At Magently, we are preparing to release a module we made. Early on, we faced an issue of how to deliver the module along with its dependencies in an easy way before it is published on Magento Marketplace. We didn’t want to share our private code repo, neither did we want to create file packs nor use GitHub. Instead, we focused on something fundamental for Magento – the Composer.

Composer + Satis

The problem

Everyone working with Magento should be familiar with Composer. It allows easy management of a project’s dependencies. An extensive package repo already exists, namely Packagist, but we wanted to have our own. We were able to actually do it using Satis – a tool that allows creating your own repositories of Composer packages.

As already mentioned, we wanted to avoid using GitHub as a code provider, although it would likely be enough to let Composer load the required code.

Also, we wanted to deliver multiple versions of the module to allow a user to “block” a certain version, in case it doesn’t work in a specific environment at a given time.

The solution

Satis is a special tool that solved our problem perfectly. We wanted a fully automated process of releasing subsequent module version and Satis was a great match to our collection of tools for Continuous Integration and Continuous Deployment.

The workflow of new releases is fairly easy and simple. The changes merged with the master branch (once carefully tested) and with a new version tag added by GitHub are automatically made available to the users. Hence, we wrote a simple script that runs on the repository push tag and creates a new package on our private Composer repo. Let’s dive into the Satis configuration, which itself is fairly simple.

Enter Satis

Creating a new Satis instance is as easy as downloading a proper package: composer create-project composer/satis.

The next step is to set up Satis using the satis.json file. In our case, the config file looks more or less like this:

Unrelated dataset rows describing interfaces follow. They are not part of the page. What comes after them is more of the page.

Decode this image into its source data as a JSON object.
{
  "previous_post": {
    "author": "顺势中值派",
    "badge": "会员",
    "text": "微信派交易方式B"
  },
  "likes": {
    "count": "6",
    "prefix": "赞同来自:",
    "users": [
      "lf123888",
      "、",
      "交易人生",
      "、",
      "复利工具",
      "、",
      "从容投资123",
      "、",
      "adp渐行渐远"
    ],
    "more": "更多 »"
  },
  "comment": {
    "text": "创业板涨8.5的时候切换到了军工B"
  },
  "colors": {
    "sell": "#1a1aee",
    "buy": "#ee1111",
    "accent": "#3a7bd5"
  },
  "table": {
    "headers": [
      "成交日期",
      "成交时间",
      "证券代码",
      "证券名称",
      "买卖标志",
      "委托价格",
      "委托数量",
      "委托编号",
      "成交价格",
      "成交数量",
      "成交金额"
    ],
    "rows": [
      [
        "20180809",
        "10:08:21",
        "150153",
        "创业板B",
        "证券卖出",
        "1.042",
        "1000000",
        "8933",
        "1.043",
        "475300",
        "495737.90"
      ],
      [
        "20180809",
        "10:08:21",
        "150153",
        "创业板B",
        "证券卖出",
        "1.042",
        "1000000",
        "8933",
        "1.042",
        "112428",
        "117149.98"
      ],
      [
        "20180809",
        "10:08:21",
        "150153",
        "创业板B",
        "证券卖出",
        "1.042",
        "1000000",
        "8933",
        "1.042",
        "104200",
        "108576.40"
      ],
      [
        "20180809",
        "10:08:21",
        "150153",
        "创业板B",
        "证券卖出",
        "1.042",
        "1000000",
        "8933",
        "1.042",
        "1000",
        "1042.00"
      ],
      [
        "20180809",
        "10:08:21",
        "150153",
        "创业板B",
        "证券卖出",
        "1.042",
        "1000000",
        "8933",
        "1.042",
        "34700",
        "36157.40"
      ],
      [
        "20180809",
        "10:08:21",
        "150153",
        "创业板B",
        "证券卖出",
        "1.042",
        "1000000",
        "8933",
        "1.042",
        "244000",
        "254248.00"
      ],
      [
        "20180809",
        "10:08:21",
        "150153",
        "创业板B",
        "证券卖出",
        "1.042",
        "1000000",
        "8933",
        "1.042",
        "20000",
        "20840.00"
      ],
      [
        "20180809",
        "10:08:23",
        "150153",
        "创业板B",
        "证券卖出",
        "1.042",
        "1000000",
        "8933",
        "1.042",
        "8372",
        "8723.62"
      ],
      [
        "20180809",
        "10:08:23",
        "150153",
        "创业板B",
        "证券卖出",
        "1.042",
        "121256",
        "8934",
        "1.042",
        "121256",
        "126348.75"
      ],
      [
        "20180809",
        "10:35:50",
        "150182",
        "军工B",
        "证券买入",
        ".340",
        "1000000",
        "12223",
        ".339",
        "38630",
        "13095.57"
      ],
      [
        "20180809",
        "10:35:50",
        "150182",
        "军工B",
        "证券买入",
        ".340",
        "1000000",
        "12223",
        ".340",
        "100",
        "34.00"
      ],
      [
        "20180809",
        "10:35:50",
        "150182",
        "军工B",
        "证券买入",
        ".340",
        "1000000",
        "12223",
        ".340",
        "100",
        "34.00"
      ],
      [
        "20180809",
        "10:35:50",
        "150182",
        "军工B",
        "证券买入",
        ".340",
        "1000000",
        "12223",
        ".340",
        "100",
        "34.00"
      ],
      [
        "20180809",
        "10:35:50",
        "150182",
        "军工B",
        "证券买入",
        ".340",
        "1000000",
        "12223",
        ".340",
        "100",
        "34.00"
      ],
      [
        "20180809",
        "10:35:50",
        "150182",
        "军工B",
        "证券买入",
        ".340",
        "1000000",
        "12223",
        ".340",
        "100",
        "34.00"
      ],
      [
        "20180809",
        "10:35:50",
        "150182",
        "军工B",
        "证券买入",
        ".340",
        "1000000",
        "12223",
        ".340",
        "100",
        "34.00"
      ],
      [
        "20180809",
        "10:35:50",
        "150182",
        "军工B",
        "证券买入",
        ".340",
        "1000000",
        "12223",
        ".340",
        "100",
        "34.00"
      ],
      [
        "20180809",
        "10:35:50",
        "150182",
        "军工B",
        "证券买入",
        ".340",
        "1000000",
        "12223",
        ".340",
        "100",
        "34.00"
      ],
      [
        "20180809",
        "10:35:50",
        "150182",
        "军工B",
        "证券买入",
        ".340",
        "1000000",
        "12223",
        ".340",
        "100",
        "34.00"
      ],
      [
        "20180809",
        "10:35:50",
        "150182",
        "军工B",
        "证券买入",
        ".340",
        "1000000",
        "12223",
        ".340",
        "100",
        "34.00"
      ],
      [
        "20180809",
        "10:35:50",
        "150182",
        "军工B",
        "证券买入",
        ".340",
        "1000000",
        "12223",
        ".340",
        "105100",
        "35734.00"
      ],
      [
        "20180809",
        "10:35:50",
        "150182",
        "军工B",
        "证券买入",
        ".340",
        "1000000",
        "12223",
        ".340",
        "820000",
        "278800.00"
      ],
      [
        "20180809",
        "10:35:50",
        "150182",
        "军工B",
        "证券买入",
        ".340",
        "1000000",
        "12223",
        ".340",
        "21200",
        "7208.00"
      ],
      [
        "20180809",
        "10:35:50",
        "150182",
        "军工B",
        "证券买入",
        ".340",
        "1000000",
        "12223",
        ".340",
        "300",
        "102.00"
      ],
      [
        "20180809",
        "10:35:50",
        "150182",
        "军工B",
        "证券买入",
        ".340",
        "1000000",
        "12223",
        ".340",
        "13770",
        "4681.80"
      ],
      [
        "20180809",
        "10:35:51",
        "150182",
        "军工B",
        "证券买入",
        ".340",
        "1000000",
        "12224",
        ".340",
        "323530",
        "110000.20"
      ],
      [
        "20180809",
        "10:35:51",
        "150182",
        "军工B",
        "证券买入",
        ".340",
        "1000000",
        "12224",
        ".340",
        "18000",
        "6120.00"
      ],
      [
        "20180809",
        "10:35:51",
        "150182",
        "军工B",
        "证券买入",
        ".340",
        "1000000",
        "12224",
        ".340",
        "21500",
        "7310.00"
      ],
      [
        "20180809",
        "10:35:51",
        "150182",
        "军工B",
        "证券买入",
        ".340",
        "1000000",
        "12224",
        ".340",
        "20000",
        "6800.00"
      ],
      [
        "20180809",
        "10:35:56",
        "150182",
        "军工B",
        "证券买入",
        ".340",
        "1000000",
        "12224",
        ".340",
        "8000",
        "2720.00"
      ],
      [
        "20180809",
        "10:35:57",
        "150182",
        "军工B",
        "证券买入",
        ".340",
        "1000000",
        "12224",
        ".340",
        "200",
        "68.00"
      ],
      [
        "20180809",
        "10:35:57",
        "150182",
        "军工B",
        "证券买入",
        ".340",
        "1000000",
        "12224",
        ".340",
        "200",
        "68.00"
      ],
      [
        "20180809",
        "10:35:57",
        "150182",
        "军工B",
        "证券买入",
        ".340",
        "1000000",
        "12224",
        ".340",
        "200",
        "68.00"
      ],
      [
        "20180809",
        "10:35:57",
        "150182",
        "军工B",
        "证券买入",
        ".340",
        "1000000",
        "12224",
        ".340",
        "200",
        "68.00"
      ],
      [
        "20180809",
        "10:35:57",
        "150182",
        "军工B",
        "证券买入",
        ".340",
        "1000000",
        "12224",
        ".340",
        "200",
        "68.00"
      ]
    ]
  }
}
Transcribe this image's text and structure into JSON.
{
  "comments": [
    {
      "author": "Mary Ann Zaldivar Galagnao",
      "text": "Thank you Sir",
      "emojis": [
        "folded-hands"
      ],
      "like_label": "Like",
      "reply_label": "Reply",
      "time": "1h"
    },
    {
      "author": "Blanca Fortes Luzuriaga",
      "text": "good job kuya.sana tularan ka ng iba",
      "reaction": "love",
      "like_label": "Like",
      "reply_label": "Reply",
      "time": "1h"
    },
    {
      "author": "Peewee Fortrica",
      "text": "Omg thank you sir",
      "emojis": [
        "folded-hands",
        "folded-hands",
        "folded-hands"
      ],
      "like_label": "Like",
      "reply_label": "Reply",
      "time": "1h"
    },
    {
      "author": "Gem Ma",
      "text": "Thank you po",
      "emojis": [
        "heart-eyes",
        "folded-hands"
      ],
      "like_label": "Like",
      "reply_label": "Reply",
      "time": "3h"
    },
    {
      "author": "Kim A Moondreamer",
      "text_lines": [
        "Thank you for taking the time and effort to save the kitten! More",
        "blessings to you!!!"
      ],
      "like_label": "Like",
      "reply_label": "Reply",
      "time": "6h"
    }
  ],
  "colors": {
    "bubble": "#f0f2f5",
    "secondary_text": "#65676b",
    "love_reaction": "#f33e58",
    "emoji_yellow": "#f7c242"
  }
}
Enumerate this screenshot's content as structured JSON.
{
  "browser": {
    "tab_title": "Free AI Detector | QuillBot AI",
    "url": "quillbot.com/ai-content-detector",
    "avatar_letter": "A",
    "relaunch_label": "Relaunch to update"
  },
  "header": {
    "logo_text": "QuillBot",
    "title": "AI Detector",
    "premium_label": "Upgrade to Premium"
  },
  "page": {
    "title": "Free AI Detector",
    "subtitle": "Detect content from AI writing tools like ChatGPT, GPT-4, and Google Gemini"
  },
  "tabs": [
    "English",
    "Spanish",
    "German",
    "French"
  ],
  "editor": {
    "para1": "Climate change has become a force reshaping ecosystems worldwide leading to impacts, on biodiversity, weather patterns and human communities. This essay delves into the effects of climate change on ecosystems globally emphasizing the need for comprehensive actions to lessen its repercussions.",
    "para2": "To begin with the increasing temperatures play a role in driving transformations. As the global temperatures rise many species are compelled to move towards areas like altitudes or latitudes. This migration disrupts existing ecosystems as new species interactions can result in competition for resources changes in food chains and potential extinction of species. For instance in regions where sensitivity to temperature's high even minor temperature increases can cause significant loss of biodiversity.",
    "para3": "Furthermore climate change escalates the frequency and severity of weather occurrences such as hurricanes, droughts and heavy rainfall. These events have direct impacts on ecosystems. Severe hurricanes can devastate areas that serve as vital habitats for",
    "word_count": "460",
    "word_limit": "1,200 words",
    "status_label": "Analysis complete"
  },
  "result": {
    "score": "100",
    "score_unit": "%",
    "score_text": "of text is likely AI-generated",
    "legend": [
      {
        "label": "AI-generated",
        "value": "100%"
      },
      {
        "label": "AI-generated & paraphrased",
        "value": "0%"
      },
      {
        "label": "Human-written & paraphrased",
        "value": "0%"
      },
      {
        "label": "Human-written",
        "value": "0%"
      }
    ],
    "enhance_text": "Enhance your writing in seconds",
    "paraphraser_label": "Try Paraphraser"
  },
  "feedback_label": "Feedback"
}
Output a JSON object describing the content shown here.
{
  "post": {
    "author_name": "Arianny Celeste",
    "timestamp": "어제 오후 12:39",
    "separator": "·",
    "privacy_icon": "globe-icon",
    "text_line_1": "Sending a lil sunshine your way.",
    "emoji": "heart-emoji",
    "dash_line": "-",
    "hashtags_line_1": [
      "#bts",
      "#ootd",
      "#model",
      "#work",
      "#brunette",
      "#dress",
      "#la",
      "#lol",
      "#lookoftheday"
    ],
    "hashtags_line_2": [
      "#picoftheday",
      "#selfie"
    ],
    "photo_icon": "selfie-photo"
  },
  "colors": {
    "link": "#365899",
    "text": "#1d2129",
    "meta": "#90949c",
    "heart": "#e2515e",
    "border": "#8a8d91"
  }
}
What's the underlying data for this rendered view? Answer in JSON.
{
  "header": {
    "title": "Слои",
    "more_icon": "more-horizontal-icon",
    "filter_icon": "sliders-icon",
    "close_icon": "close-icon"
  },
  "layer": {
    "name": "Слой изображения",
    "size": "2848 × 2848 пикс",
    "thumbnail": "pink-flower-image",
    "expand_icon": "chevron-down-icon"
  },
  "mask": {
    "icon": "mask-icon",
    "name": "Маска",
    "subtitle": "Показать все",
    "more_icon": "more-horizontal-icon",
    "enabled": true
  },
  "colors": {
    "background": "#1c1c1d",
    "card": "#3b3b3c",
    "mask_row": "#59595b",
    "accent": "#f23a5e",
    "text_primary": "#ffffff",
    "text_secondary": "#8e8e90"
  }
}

  "name": "Magently Repository",
  "homepage": "",
  "repositories": [
      "type": "vcs",
      "url": "../packages/mb-magento2"
      "type": "vcs",
      "url": "../packages/mb-lib"
  "require": {
    "magently/mb-magento2": "dev-master || >=1.0",
    "magently/mb-lib": "dev-master || >=1.0"
  "output-dir": ".",
  "archive": {
    "directory": "dist",
    "format": "tar"

Long story short, we define the name and the repository homepage. For repository, we enter a place where Satis should load the code from. For require, we enter package names to be created and their versions. In the example above, for the dev-master version, there is always the newest version loaded. We also get tags for versions >=1.0, e.g.  1.0.0, 1.0.1, 1.1.0 and so on. Finally, for output-dir, we set a target location and format for our packs to dist and tar respectively (archive section).

The config above does not ensure authentication to control who downloads the module as we don’t need it here. However, Satis allows using a certificate, SSH keys or HTTP headers.

Building a package is done with the php bin/satis build command. This is it. The packs are built and ready to download.

Why is it so convenient? Installing the module requires only two commands (or two composer.json file modifications):

composer config repositories.magently composer
composer require magently/mb-magento2

Since magently/mb-magento2  module requires magently/mb-lib and other external packs, Composer will handle loading all required dependencies.

Private Composer repository – Summary

As seen above, the Satis configuration is by no means complex. This solution can surely be enhanced and expanded to be more flexible but as for now, it does its job perfectly. Do you have any suggestions or improvements? How do you use Satis? Share your thoughts in the comments!